## Work required
Some lines in the entries contain the word "structure". Copy all of them.
[Entries provided]
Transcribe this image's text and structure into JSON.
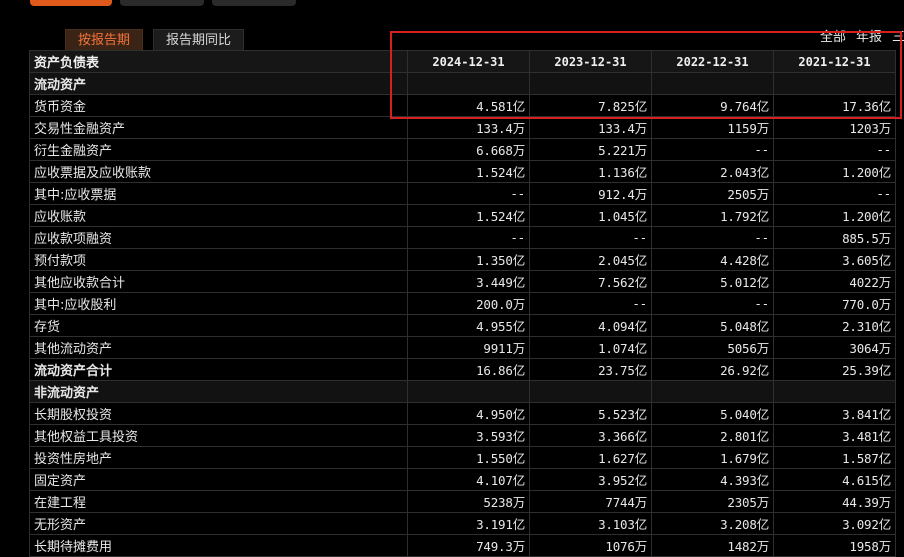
{
  "tabs": [
    {
      "label": "按报告期",
      "active": true
    },
    {
      "label": "报告期同比",
      "active": false
    }
  ],
  "filters": [
    "全部",
    "年报",
    "三季"
  ],
  "table": {
    "header": {
      "title": "资产负债表",
      "dates": [
        "2024-12-31",
        "2023-12-31",
        "2022-12-31",
        "2021-12-31"
      ]
    },
    "rows": [
      {
        "type": "section",
        "label": "流动资产",
        "values": [
          "",
          "",
          "",
          ""
        ]
      },
      {
        "type": "item",
        "indent": 1,
        "label": "货币资金",
        "values": [
          "4.581亿",
          "7.825亿",
          "9.764亿",
          "17.36亿"
        ]
      },
      {
        "type": "item",
        "indent": 1,
        "label": "交易性金融资产",
        "values": [
          "133.4万",
          "133.4万",
          "1159万",
          "1203万"
        ]
      },
      {
        "type": "item",
        "indent": 1,
        "label": "衍生金融资产",
        "values": [
          "6.668万",
          "5.221万",
          "--",
          "--"
        ]
      },
      {
        "type": "item",
        "indent": 1,
        "label": "应收票据及应收账款",
        "values": [
          "1.524亿",
          "1.136亿",
          "2.043亿",
          "1.200亿"
        ]
      },
      {
        "type": "item",
        "indent": 1,
        "label": "其中:应收票据",
        "values": [
          "--",
          "912.4万",
          "2505万",
          "--"
        ]
      },
      {
        "type": "item",
        "indent": 2,
        "label": "应收账款",
        "values": [
          "1.524亿",
          "1.045亿",
          "1.792亿",
          "1.200亿"
        ]
      },
      {
        "type": "item",
        "indent": 1,
        "label": "应收款项融资",
        "values": [
          "--",
          "--",
          "--",
          "885.5万"
        ]
      },
      {
        "type": "item",
        "indent": 1,
        "label": "预付款项",
        "values": [
          "1.350亿",
          "2.045亿",
          "4.428亿",
          "3.605亿"
        ]
      },
      {
        "type": "item",
        "indent": 1,
        "label": "其他应收款合计",
        "values": [
          "3.449亿",
          "7.562亿",
          "5.012亿",
          "4022万"
        ]
      },
      {
        "type": "item",
        "indent": 1,
        "label": "其中:应收股利",
        "values": [
          "200.0万",
          "--",
          "--",
          "770.0万"
        ]
      },
      {
        "type": "item",
        "indent": 1,
        "label": "存货",
        "values": [
          "4.955亿",
          "4.094亿",
          "5.048亿",
          "2.310亿"
        ]
      },
      {
        "type": "item",
        "indent": 1,
        "label": "其他流动资产",
        "values": [
          "9911万",
          "1.074亿",
          "5056万",
          "3064万"
        ]
      },
      {
        "type": "total",
        "indent": 0,
        "label": "流动资产合计",
        "values": [
          "16.86亿",
          "23.75亿",
          "26.92亿",
          "25.39亿"
        ]
      },
      {
        "type": "section",
        "label": "非流动资产",
        "values": [
          "",
          "",
          "",
          ""
        ]
      },
      {
        "type": "item",
        "indent": 1,
        "label": "长期股权投资",
        "values": [
          "4.950亿",
          "5.523亿",
          "5.040亿",
          "3.841亿"
        ]
      },
      {
        "type": "item",
        "indent": 1,
        "label": "其他权益工具投资",
        "values": [
          "3.593亿",
          "3.366亿",
          "2.801亿",
          "3.481亿"
        ]
      },
      {
        "type": "item",
        "indent": 1,
        "label": "投资性房地产",
        "values": [
          "1.550亿",
          "1.627亿",
          "1.679亿",
          "1.587亿"
        ]
      },
      {
        "type": "item",
        "indent": 1,
        "label": "固定资产",
        "values": [
          "4.107亿",
          "3.952亿",
          "4.393亿",
          "4.615亿"
        ]
      },
      {
        "type": "item",
        "indent": 1,
        "label": "在建工程",
        "values": [
          "5238万",
          "7744万",
          "2305万",
          "44.39万"
        ]
      },
      {
        "type": "item",
        "indent": 1,
        "label": "无形资产",
        "values": [
          "3.191亿",
          "3.103亿",
          "3.208亿",
          "3.092亿"
        ]
      },
      {
        "type": "item",
        "indent": 1,
        "label": "长期待摊费用",
        "values": [
          "749.3万",
          "1076万",
          "1482万",
          "1958万"
        ]
      }
    ]
  },
  "colors": {
    "active_tab_text": "#f3743a",
    "highlight_border": "#d62020",
    "background": "#000000"
  }
}
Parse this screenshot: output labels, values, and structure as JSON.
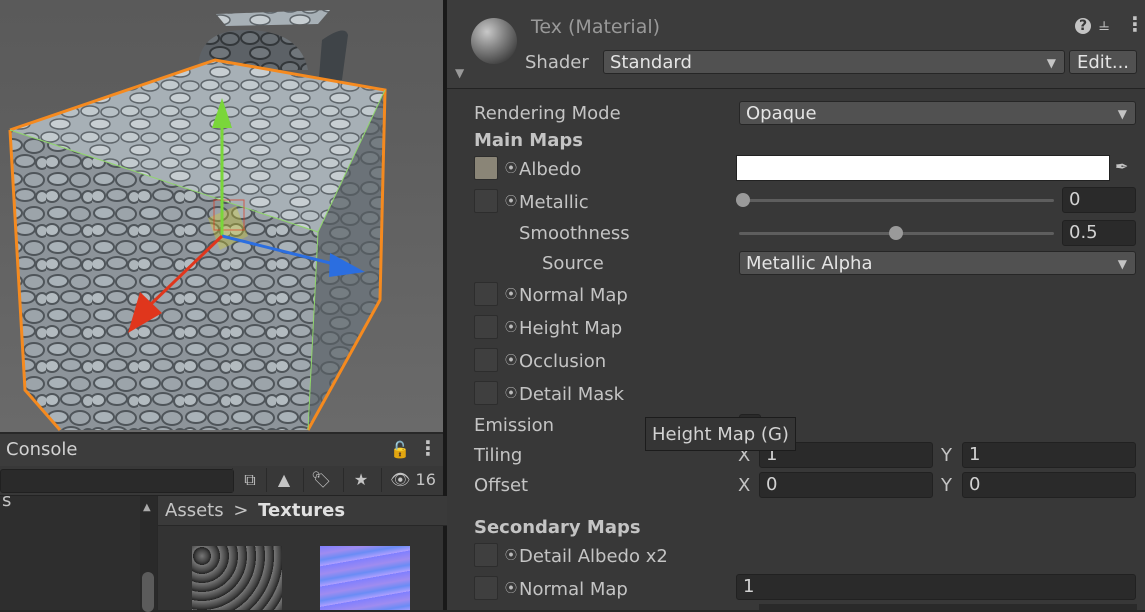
{
  "console": {
    "tab_label": "Console",
    "hidden_count": "16"
  },
  "project": {
    "left_partial_text": "s",
    "breadcrumb_root": "Assets",
    "breadcrumb_separator": ">",
    "breadcrumb_current": "Textures"
  },
  "inspector": {
    "material_name": "Tex (Material)",
    "shader_label": "Shader",
    "shader_value": "Standard",
    "edit_button": "Edit...",
    "rendering_mode_label": "Rendering Mode",
    "rendering_mode_value": "Opaque",
    "main_maps_label": "Main Maps",
    "albedo_label": "Albedo",
    "metallic_label": "Metallic",
    "metallic_value": "0",
    "smoothness_label": "Smoothness",
    "smoothness_value": "0.5",
    "source_label": "Source",
    "source_value": "Metallic Alpha",
    "normal_map_label": "Normal Map",
    "height_map_label": "Height Map",
    "occlusion_label": "Occlusion",
    "detail_mask_label": "Detail Mask",
    "emission_label": "Emission",
    "tiling_label": "Tiling",
    "tiling_x_label": "X",
    "tiling_x_value": "1",
    "tiling_y_label": "Y",
    "tiling_y_value": "1",
    "offset_label": "Offset",
    "offset_x_label": "X",
    "offset_x_value": "0",
    "offset_y_label": "Y",
    "offset_y_value": "0",
    "secondary_maps_label": "Secondary Maps",
    "detail_albedo_label": "Detail Albedo x2",
    "secondary_normal_label": "Normal Map",
    "secondary_normal_value": "1"
  },
  "tooltip": {
    "text": "Height Map (G)"
  },
  "colors": {
    "selection_outline": "#f58a1f",
    "gizmo_x": "#e0361c",
    "gizmo_y": "#7ad63a",
    "gizmo_z": "#2b6ee0",
    "normal_map": "#7f7fff"
  },
  "icons": [
    "help-icon",
    "preset-icon",
    "more-icon",
    "lock-icon",
    "eyedropper-icon",
    "search-icon",
    "filter-type-icon",
    "label-icon",
    "favorite-icon",
    "visibility-icon",
    "chevron-right-icon",
    "foldout-icon"
  ]
}
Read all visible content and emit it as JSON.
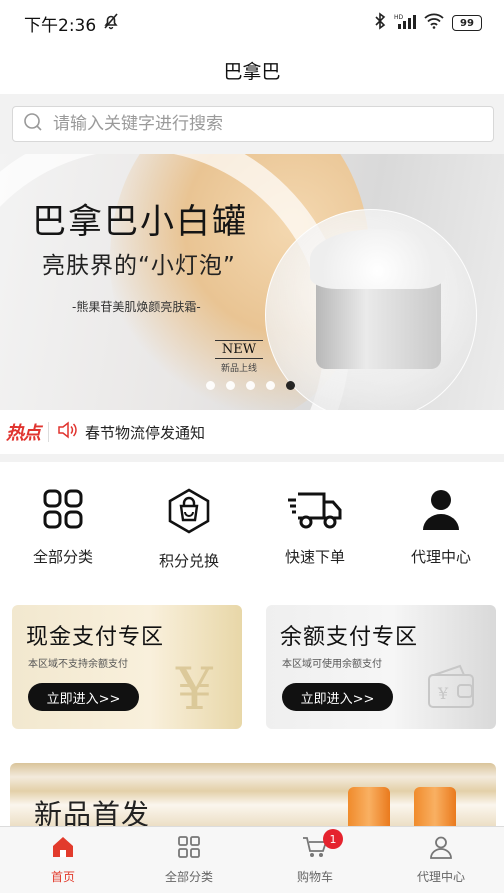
{
  "status_bar": {
    "time": "下午2:36",
    "battery": "99"
  },
  "header": {
    "title": "巴拿巴"
  },
  "search": {
    "placeholder": "请输入关键字进行搜索"
  },
  "banner": {
    "title": "巴拿巴小白罐",
    "subtitle": "亮肤界的“小灯泡”",
    "product": "-熊果苷美肌焕颜亮肤霜-",
    "new_label": "NEW",
    "new_sub": "新品上线",
    "slide_count": 5,
    "active_slide": 5
  },
  "ticker": {
    "hot_label": "热点",
    "notice": "春节物流停发通知"
  },
  "menu": [
    {
      "label": "全部分类",
      "icon": "grid-icon"
    },
    {
      "label": "积分兑换",
      "icon": "shopping-bag-icon"
    },
    {
      "label": "快速下单",
      "icon": "delivery-truck-icon"
    },
    {
      "label": "代理中心",
      "icon": "user-icon"
    }
  ],
  "zones": {
    "cash": {
      "title": "现金支付专区",
      "desc": "本区域不支持余额支付",
      "button": "立即进入>>"
    },
    "balance": {
      "title": "余额支付专区",
      "desc": "本区域可使用余额支付",
      "button": "立即进入>>"
    }
  },
  "new_section": {
    "title": "新品首发"
  },
  "tabbar": [
    {
      "label": "首页",
      "icon": "home-icon",
      "active": true
    },
    {
      "label": "全部分类",
      "icon": "grid-icon",
      "active": false
    },
    {
      "label": "购物车",
      "icon": "cart-icon",
      "active": false,
      "badge": "1"
    },
    {
      "label": "代理中心",
      "icon": "user-icon",
      "active": false
    }
  ],
  "colors": {
    "accent": "#e23b2c",
    "badge": "#e5232e",
    "button": "#111111"
  }
}
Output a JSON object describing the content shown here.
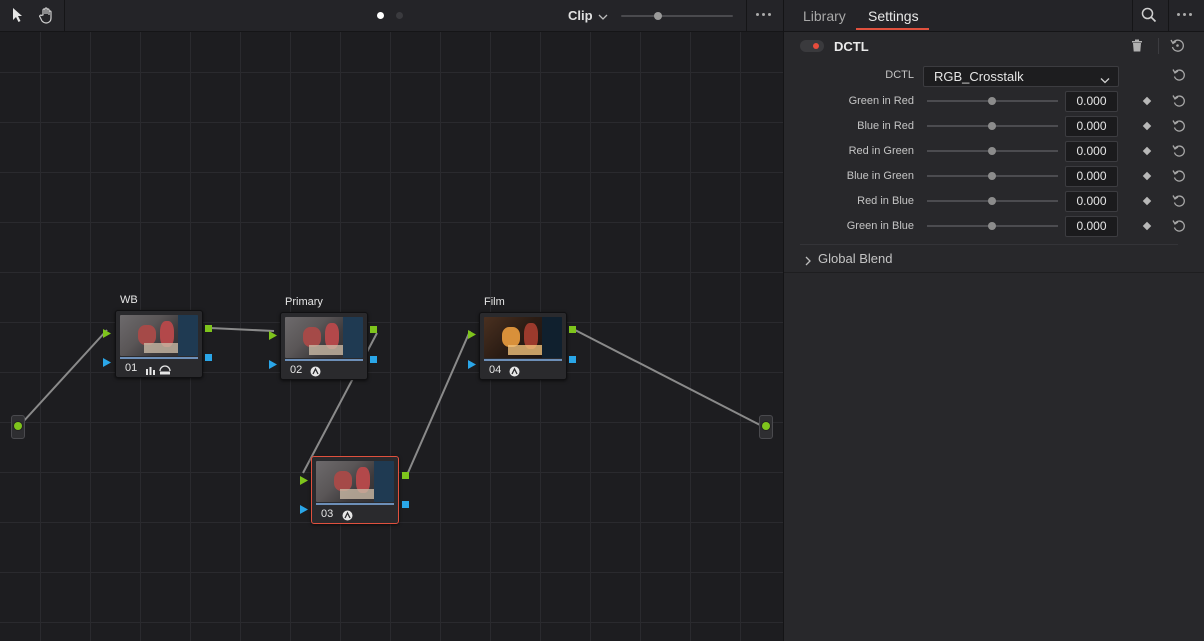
{
  "editor": {
    "toolbar": {
      "pointer_tool": "pointer-icon",
      "hand_tool": "hand-icon",
      "mode_label": "Clip",
      "more": "more-icon"
    },
    "nodes": [
      {
        "id": "01",
        "label": "WB",
        "number": "01",
        "selected": false,
        "icons": [
          "bars-icon",
          "hdr-icon"
        ]
      },
      {
        "id": "02",
        "label": "Primary",
        "number": "02",
        "selected": false,
        "icons": [
          "fx-icon"
        ]
      },
      {
        "id": "03",
        "label": "",
        "number": "03",
        "selected": true,
        "icons": [
          "fx-icon"
        ]
      },
      {
        "id": "04",
        "label": "Film",
        "number": "04",
        "selected": false,
        "icons": [
          "fx-icon"
        ]
      }
    ]
  },
  "panel": {
    "tabs": [
      {
        "label": "Library",
        "active": false
      },
      {
        "label": "Settings",
        "active": true
      }
    ],
    "accent_color": "#e0513e",
    "dctl": {
      "title": "DCTL",
      "enabled": true,
      "select_label": "DCTL",
      "select_value": "RGB_Crosstalk",
      "params": [
        {
          "label": "Green in Red",
          "value": "0.000"
        },
        {
          "label": "Blue in Red",
          "value": "0.000"
        },
        {
          "label": "Red in Green",
          "value": "0.000"
        },
        {
          "label": "Blue in Green",
          "value": "0.000"
        },
        {
          "label": "Red in Blue",
          "value": "0.000"
        },
        {
          "label": "Green in Blue",
          "value": "0.000"
        }
      ]
    },
    "global_blend": {
      "label": "Global Blend",
      "expanded": false
    }
  }
}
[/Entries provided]
## Task response
Transcribe this image's text and structure into JSON.
Parse this screenshot: output labels, values, and structure as JSON.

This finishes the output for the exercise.